_EXERCISE OBJECTIVE:_
An exact copy of all records is expected, minus the images.

_MATERIALS PROVIDED:_
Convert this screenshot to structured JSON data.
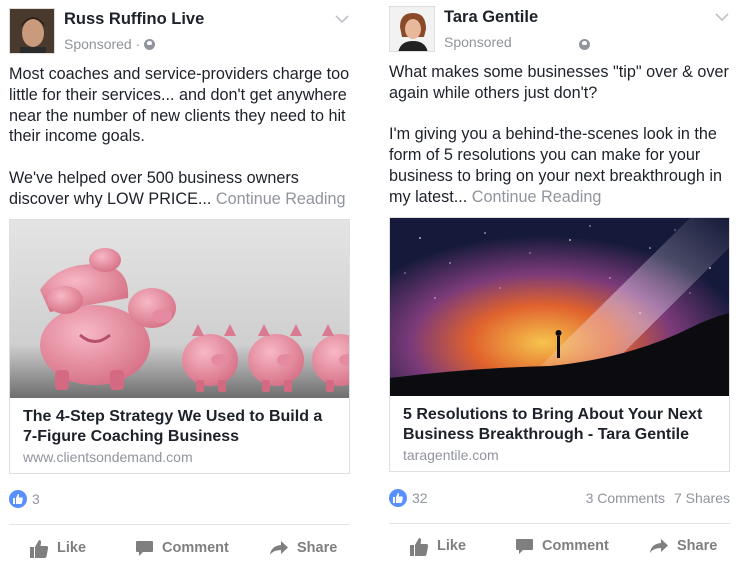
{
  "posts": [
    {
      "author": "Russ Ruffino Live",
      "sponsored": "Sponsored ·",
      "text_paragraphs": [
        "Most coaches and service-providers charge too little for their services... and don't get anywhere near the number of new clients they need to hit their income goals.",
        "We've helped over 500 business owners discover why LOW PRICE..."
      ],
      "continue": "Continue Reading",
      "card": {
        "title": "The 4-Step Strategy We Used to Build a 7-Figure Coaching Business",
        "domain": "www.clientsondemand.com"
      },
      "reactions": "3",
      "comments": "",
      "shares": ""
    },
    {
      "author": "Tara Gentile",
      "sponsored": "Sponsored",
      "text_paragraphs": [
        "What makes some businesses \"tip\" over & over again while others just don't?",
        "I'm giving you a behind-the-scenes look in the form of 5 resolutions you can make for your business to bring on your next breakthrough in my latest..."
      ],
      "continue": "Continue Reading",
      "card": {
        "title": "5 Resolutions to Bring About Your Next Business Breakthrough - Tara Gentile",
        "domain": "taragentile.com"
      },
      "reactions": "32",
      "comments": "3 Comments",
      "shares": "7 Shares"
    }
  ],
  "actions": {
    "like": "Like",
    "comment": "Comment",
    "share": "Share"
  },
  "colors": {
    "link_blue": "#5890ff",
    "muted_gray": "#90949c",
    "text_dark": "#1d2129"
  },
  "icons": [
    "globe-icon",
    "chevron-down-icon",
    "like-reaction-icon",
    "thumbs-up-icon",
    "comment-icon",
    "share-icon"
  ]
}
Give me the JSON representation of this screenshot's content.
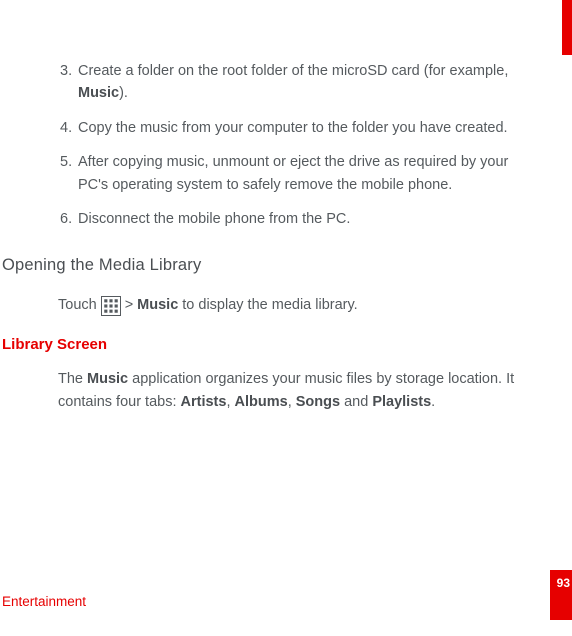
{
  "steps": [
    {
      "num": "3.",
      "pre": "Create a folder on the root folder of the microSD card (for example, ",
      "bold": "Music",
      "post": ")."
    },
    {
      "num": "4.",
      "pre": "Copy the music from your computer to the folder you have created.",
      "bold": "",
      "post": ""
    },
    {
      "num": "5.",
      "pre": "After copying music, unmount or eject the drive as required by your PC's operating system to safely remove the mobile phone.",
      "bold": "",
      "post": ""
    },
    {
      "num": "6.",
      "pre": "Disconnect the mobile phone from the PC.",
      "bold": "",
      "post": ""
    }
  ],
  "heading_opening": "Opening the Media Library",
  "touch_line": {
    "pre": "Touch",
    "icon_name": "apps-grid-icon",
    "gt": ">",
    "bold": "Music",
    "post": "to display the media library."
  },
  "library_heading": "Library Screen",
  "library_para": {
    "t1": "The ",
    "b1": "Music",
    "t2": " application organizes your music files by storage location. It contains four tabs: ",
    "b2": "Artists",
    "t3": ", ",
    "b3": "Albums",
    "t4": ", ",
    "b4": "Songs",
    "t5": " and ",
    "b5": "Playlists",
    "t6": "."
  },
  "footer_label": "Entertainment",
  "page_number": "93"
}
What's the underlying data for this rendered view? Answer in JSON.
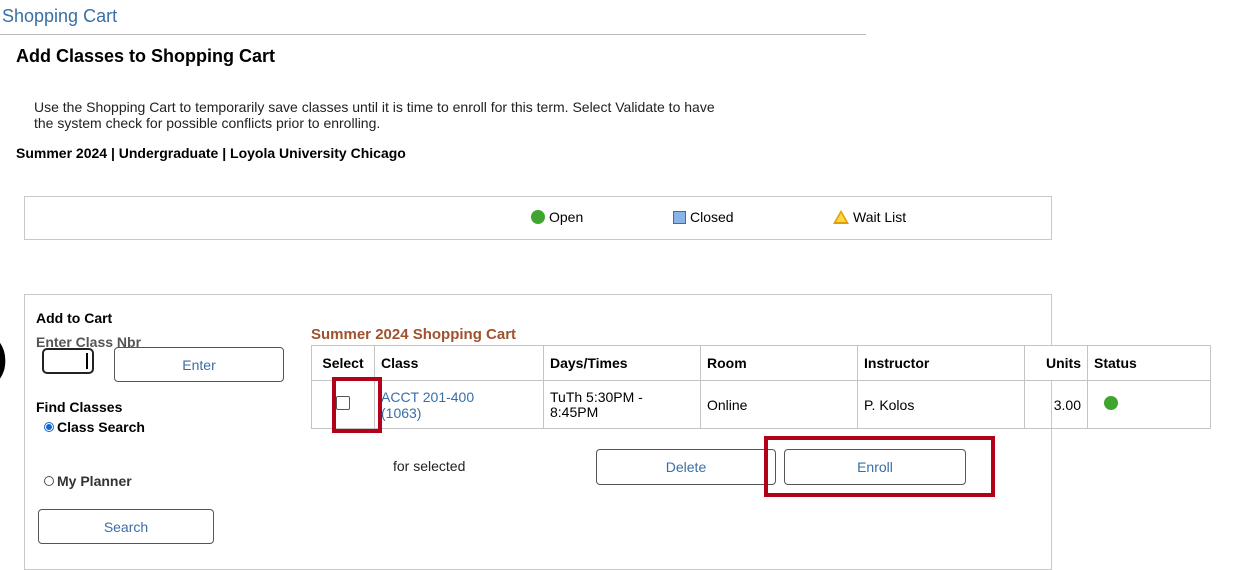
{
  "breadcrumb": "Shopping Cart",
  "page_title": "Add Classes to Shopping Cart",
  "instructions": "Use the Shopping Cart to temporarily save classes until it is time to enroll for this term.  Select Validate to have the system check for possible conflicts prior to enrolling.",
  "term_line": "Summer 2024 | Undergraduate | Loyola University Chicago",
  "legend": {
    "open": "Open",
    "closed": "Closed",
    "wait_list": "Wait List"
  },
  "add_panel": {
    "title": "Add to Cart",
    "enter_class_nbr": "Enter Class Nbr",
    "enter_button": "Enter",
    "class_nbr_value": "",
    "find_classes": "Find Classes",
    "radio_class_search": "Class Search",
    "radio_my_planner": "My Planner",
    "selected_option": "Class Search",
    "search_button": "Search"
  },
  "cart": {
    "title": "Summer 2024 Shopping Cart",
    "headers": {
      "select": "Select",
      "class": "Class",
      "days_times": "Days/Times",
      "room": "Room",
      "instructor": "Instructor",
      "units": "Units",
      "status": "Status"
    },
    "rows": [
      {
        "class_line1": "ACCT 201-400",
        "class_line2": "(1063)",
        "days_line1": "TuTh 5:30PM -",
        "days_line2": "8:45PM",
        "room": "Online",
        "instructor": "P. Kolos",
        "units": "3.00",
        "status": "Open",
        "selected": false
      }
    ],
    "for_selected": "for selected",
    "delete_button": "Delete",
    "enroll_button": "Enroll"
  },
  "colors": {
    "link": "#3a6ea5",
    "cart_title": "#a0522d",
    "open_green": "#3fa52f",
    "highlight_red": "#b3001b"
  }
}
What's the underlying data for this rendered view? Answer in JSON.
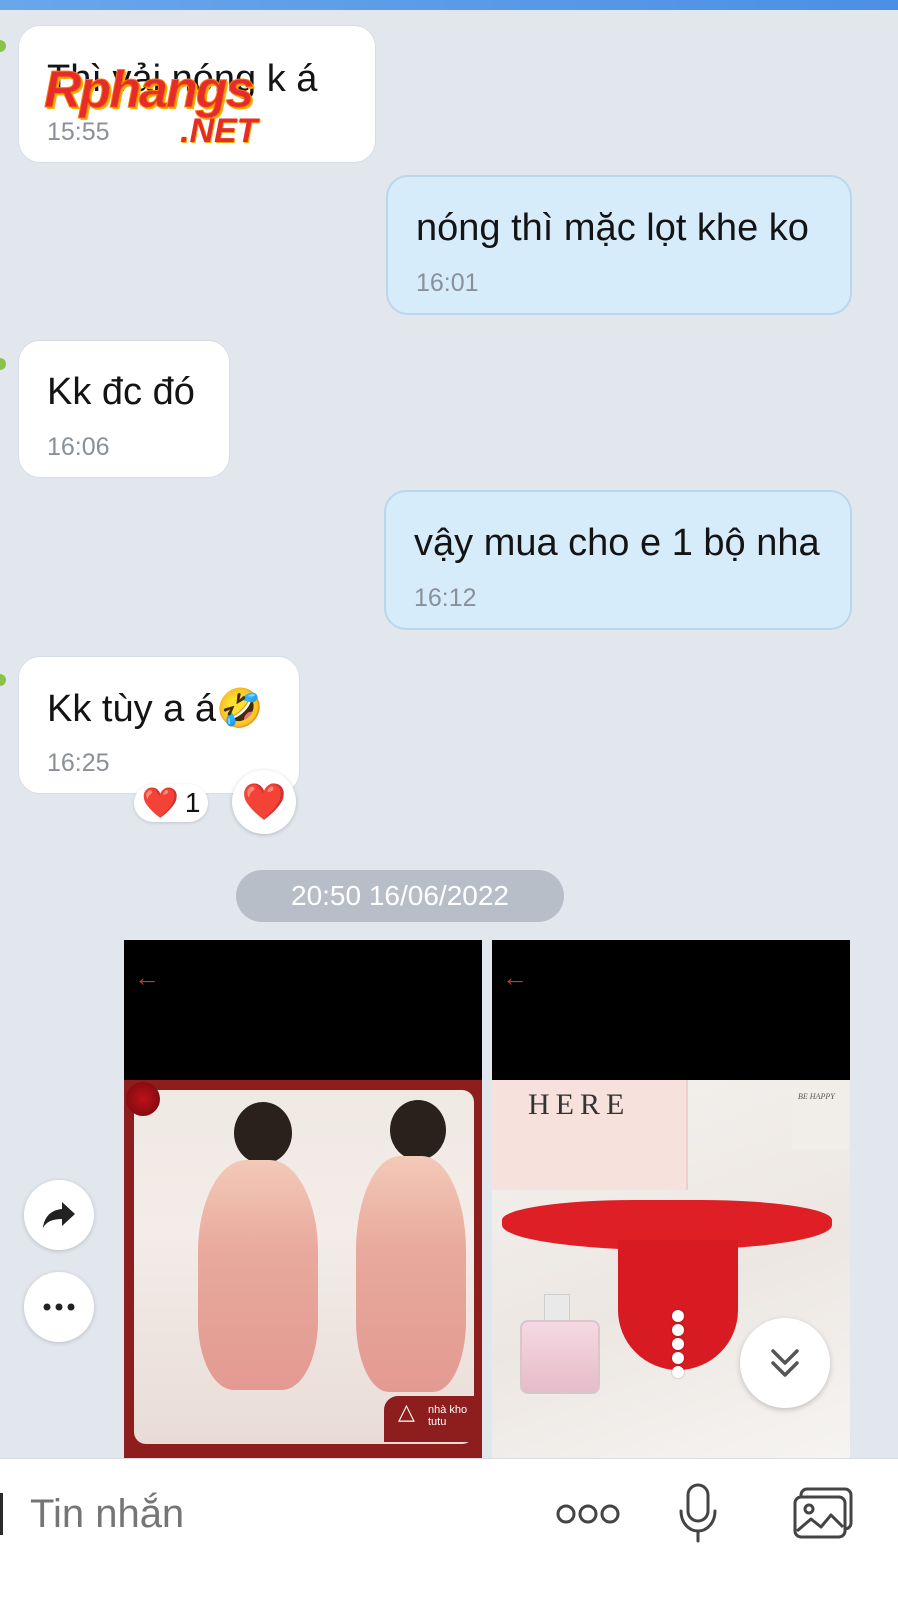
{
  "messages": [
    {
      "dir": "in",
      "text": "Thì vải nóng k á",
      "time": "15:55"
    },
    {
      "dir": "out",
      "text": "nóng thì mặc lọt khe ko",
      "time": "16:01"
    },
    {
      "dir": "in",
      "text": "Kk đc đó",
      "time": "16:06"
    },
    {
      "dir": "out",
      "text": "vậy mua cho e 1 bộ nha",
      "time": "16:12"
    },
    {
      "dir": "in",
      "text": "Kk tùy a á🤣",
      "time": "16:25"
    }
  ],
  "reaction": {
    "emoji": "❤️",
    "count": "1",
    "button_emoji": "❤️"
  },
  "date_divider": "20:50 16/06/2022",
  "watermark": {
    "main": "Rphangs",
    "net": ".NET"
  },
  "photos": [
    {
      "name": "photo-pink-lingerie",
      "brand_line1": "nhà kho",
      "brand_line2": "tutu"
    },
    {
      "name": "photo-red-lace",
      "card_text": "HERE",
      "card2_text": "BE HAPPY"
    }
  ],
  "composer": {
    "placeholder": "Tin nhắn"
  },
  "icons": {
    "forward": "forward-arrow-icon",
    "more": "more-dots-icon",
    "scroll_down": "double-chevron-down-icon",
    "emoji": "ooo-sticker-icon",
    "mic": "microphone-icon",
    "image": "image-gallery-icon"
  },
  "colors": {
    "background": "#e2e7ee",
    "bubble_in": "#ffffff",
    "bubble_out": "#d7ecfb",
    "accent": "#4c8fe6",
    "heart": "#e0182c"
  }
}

_THE COMPLETED TASK:_
Convert this screenshot to structured JSON data.
{
  "posts": [
    {
      "author": "Russ Ruffino Live",
      "sponsored": "Sponsored ·",
      "text_paragraphs": [
        "Most coaches and service-providers charge too little for their services... and don't get anywhere near the number of new clients they need to hit their income goals.",
        "We've helped over 500 business owners discover why LOW PRICE..."
      ],
      "continue": "Continue Reading",
      "card": {
        "title": "The 4-Step Strategy We Used to Build a 7-Figure Coaching Business",
        "domain": "www.clientsondemand.com"
      },
      "reactions": "3",
      "comments": "",
      "shares": ""
    },
    {
      "author": "Tara Gentile",
      "sponsored": "Sponsored",
      "text_paragraphs": [
        "What makes some businesses \"tip\" over & over again while others just don't?",
        "I'm giving you a behind-the-scenes look in the form of 5 resolutions you can make for your business to bring on your next breakthrough in my latest..."
      ],
      "continue": "Continue Reading",
      "card": {
        "title": "5 Resolutions to Bring About Your Next Business Breakthrough - Tara Gentile",
        "domain": "taragentile.com"
      },
      "reactions": "32",
      "comments": "3 Comments",
      "shares": "7 Shares"
    }
  ],
  "actions": {
    "like": "Like",
    "comment": "Comment",
    "share": "Share"
  },
  "colors": {
    "link_blue": "#5890ff",
    "muted_gray": "#90949c",
    "text_dark": "#1d2129"
  },
  "icons": [
    "globe-icon",
    "chevron-down-icon",
    "like-reaction-icon",
    "thumbs-up-icon",
    "comment-icon",
    "share-icon"
  ]
}
Give me the JSON representation of this screenshot's content.
{
  "steps": [
    {
      "num": "3.",
      "pre": "Create a folder on the root folder of the microSD card (for example, ",
      "bold": "Music",
      "post": ")."
    },
    {
      "num": "4.",
      "pre": "Copy the music from your computer to the folder you have created.",
      "bold": "",
      "post": ""
    },
    {
      "num": "5.",
      "pre": "After copying music, unmount or eject the drive as required by your PC's operating system to safely remove the mobile phone.",
      "bold": "",
      "post": ""
    },
    {
      "num": "6.",
      "pre": "Disconnect the mobile phone from the PC.",
      "bold": "",
      "post": ""
    }
  ],
  "heading_opening": "Opening the Media Library",
  "touch_line": {
    "pre": "Touch",
    "icon_name": "apps-grid-icon",
    "gt": ">",
    "bold": "Music",
    "post": "to display the media library."
  },
  "library_heading": "Library Screen",
  "library_para": {
    "t1": "The ",
    "b1": "Music",
    "t2": " application organizes your music files by storage location. It contains four tabs: ",
    "b2": "Artists",
    "t3": ", ",
    "b3": "Albums",
    "t4": ", ",
    "b4": "Songs",
    "t5": " and ",
    "b5": "Playlists",
    "t6": "."
  },
  "footer_label": "Entertainment",
  "page_number": "93"
}
What's the underlying data for this rendered view? Answer in JSON.
{
  "breadcrumb": "Shopping Cart",
  "page_title": "Add Classes to Shopping Cart",
  "instructions": "Use the Shopping Cart to temporarily save classes until it is time to enroll for this term.  Select Validate to have the system check for possible conflicts prior to enrolling.",
  "term_line": "Summer 2024 | Undergraduate | Loyola University Chicago",
  "legend": {
    "open": "Open",
    "closed": "Closed",
    "wait_list": "Wait List"
  },
  "add_panel": {
    "title": "Add to Cart",
    "enter_class_nbr": "Enter Class Nbr",
    "enter_button": "Enter",
    "class_nbr_value": "",
    "find_classes": "Find Classes",
    "radio_class_search": "Class Search",
    "radio_my_planner": "My Planner",
    "selected_option": "Class Search",
    "search_button": "Search"
  },
  "cart": {
    "title": "Summer 2024 Shopping Cart",
    "headers": {
      "select": "Select",
      "class": "Class",
      "days_times": "Days/Times",
      "room": "Room",
      "instructor": "Instructor",
      "units": "Units",
      "status": "Status"
    },
    "rows": [
      {
        "class_line1": "ACCT 201-400",
        "class_line2": "(1063)",
        "days_line1": "TuTh 5:30PM -",
        "days_line2": "8:45PM",
        "room": "Online",
        "instructor": "P. Kolos",
        "units": "3.00",
        "status": "Open",
        "selected": false
      }
    ],
    "for_selected": "for selected",
    "delete_button": "Delete",
    "enroll_button": "Enroll"
  },
  "colors": {
    "link": "#3a6ea5",
    "cart_title": "#a0522d",
    "open_green": "#3fa52f",
    "highlight_red": "#b3001b"
  }
}
What's the underlying data for this rendered view? Answer in JSON.
{
  "messages": [
    {
      "dir": "in",
      "text": "Thì vải nóng k á",
      "time": "15:55"
    },
    {
      "dir": "out",
      "text": "nóng thì mặc lọt khe ko",
      "time": "16:01"
    },
    {
      "dir": "in",
      "text": "Kk đc đó",
      "time": "16:06"
    },
    {
      "dir": "out",
      "text": "vậy mua cho e 1 bộ nha",
      "time": "16:12"
    },
    {
      "dir": "in",
      "text": "Kk tùy a á🤣",
      "time": "16:25"
    }
  ],
  "reaction": {
    "emoji": "❤️",
    "count": "1",
    "button_emoji": "❤️"
  },
  "date_divider": "20:50 16/06/2022",
  "watermark": {
    "main": "Rphangs",
    "net": ".NET"
  },
  "photos": [
    {
      "name": "photo-pink-lingerie",
      "brand_line1": "nhà kho",
      "brand_line2": "tutu"
    },
    {
      "name": "photo-red-lace",
      "card_text": "HERE",
      "card2_text": "BE HAPPY"
    }
  ],
  "composer": {
    "placeholder": "Tin nhắn"
  },
  "icons": {
    "forward": "forward-arrow-icon",
    "more": "more-dots-icon",
    "scroll_down": "double-chevron-down-icon",
    "emoji": "ooo-sticker-icon",
    "mic": "microphone-icon",
    "image": "image-gallery-icon"
  },
  "colors": {
    "background": "#e2e7ee",
    "bubble_in": "#ffffff",
    "bubble_out": "#d7ecfb",
    "accent": "#4c8fe6",
    "heart": "#e0182c"
  }
}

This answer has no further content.